WHAT IS NEEDED =>
Each record below must be retyped exactly, with nothing left out.

Stored data:
:::
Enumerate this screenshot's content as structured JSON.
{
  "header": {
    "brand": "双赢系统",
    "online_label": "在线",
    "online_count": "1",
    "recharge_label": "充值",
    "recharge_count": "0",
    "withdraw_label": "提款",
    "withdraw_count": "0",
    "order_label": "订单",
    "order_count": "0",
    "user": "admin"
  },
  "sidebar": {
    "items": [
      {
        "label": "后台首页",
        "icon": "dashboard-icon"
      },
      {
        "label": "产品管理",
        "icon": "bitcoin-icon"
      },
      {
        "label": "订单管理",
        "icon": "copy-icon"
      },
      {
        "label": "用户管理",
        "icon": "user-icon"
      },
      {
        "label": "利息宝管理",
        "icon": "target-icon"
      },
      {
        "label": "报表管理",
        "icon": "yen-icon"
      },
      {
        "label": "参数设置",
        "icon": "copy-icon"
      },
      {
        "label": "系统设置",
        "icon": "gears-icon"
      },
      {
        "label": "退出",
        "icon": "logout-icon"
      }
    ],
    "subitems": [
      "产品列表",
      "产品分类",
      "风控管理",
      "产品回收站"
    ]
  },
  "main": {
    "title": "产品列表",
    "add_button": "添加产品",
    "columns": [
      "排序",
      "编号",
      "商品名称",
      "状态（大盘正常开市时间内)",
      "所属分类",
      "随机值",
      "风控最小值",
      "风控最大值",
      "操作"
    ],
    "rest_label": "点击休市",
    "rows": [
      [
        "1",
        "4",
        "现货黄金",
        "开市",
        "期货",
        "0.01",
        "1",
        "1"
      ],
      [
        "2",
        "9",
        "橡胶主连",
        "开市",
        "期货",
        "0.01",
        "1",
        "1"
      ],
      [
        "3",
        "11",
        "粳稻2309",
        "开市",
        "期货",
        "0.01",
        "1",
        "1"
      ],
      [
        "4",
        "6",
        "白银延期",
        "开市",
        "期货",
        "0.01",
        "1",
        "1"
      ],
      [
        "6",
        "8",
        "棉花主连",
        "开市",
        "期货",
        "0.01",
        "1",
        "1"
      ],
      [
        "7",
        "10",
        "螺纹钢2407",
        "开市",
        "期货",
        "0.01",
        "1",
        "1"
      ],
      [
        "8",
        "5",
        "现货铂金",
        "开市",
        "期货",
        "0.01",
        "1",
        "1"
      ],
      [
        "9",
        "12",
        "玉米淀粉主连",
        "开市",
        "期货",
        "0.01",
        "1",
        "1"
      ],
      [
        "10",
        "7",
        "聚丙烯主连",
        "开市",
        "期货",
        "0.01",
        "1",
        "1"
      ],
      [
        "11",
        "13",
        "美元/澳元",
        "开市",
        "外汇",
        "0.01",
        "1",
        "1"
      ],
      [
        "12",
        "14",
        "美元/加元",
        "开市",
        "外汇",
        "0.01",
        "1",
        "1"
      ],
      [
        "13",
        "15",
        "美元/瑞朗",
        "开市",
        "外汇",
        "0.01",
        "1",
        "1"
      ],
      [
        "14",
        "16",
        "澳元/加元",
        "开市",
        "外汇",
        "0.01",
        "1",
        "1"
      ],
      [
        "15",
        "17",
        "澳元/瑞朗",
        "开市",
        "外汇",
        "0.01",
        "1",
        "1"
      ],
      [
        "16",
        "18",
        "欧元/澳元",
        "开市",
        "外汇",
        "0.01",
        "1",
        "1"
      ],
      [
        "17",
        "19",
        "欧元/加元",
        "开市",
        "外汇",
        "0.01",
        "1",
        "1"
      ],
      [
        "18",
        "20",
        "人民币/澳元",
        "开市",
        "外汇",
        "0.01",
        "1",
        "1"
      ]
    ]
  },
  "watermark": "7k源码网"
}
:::
SOLUTION TO THE PROBLEM =>
Enumerate this screenshot's content as structured JSON.
{
  "header": {
    "brand": "双赢系统",
    "online_label": "在线",
    "online_count": "1",
    "recharge_label": "充值",
    "recharge_count": "0",
    "withdraw_label": "提款",
    "withdraw_count": "0",
    "order_label": "订单",
    "order_count": "0",
    "user": "admin"
  },
  "sidebar": {
    "items": [
      {
        "label": "后台首页",
        "icon": "dashboard-icon"
      },
      {
        "label": "产品管理",
        "icon": "bitcoin-icon"
      },
      {
        "label": "订单管理",
        "icon": "copy-icon"
      },
      {
        "label": "用户管理",
        "icon": "user-icon"
      },
      {
        "label": "利息宝管理",
        "icon": "target-icon"
      },
      {
        "label": "报表管理",
        "icon": "yen-icon"
      },
      {
        "label": "参数设置",
        "icon": "copy-icon"
      },
      {
        "label": "系统设置",
        "icon": "gears-icon"
      },
      {
        "label": "退出",
        "icon": "logout-icon"
      }
    ],
    "subitems": [
      "产品列表",
      "产品分类",
      "风控管理",
      "产品回收站"
    ]
  },
  "main": {
    "title": "产品列表",
    "add_button": "添加产品",
    "columns": [
      "排序",
      "编号",
      "商品名称",
      "状态（大盘正常开市时间内)",
      "所属分类",
      "随机值",
      "风控最小值",
      "风控最大值",
      "操作"
    ],
    "rest_label": "点击休市",
    "rows": [
      [
        "1",
        "4",
        "现货黄金",
        "开市",
        "期货",
        "0.01",
        "1",
        "1"
      ],
      [
        "2",
        "9",
        "橡胶主连",
        "开市",
        "期货",
        "0.01",
        "1",
        "1"
      ],
      [
        "3",
        "11",
        "粳稻2309",
        "开市",
        "期货",
        "0.01",
        "1",
        "1"
      ],
      [
        "4",
        "6",
        "白银延期",
        "开市",
        "期货",
        "0.01",
        "1",
        "1"
      ],
      [
        "6",
        "8",
        "棉花主连",
        "开市",
        "期货",
        "0.01",
        "1",
        "1"
      ],
      [
        "7",
        "10",
        "螺纹钢2407",
        "开市",
        "期货",
        "0.01",
        "1",
        "1"
      ],
      [
        "8",
        "5",
        "现货铂金",
        "开市",
        "期货",
        "0.01",
        "1",
        "1"
      ],
      [
        "9",
        "12",
        "玉米淀粉主连",
        "开市",
        "期货",
        "0.01",
        "1",
        "1"
      ],
      [
        "10",
        "7",
        "聚丙烯主连",
        "开市",
        "期货",
        "0.01",
        "1",
        "1"
      ],
      [
        "11",
        "13",
        "美元/澳元",
        "开市",
        "外汇",
        "0.01",
        "1",
        "1"
      ],
      [
        "12",
        "14",
        "美元/加元",
        "开市",
        "外汇",
        "0.01",
        "1",
        "1"
      ],
      [
        "13",
        "15",
        "美元/瑞朗",
        "开市",
        "外汇",
        "0.01",
        "1",
        "1"
      ],
      [
        "14",
        "16",
        "澳元/加元",
        "开市",
        "外汇",
        "0.01",
        "1",
        "1"
      ],
      [
        "15",
        "17",
        "澳元/瑞朗",
        "开市",
        "外汇",
        "0.01",
        "1",
        "1"
      ],
      [
        "16",
        "18",
        "欧元/澳元",
        "开市",
        "外汇",
        "0.01",
        "1",
        "1"
      ],
      [
        "17",
        "19",
        "欧元/加元",
        "开市",
        "外汇",
        "0.01",
        "1",
        "1"
      ],
      [
        "18",
        "20",
        "人民币/澳元",
        "开市",
        "外汇",
        "0.01",
        "1",
        "1"
      ]
    ]
  },
  "watermark": "7k源码网"
}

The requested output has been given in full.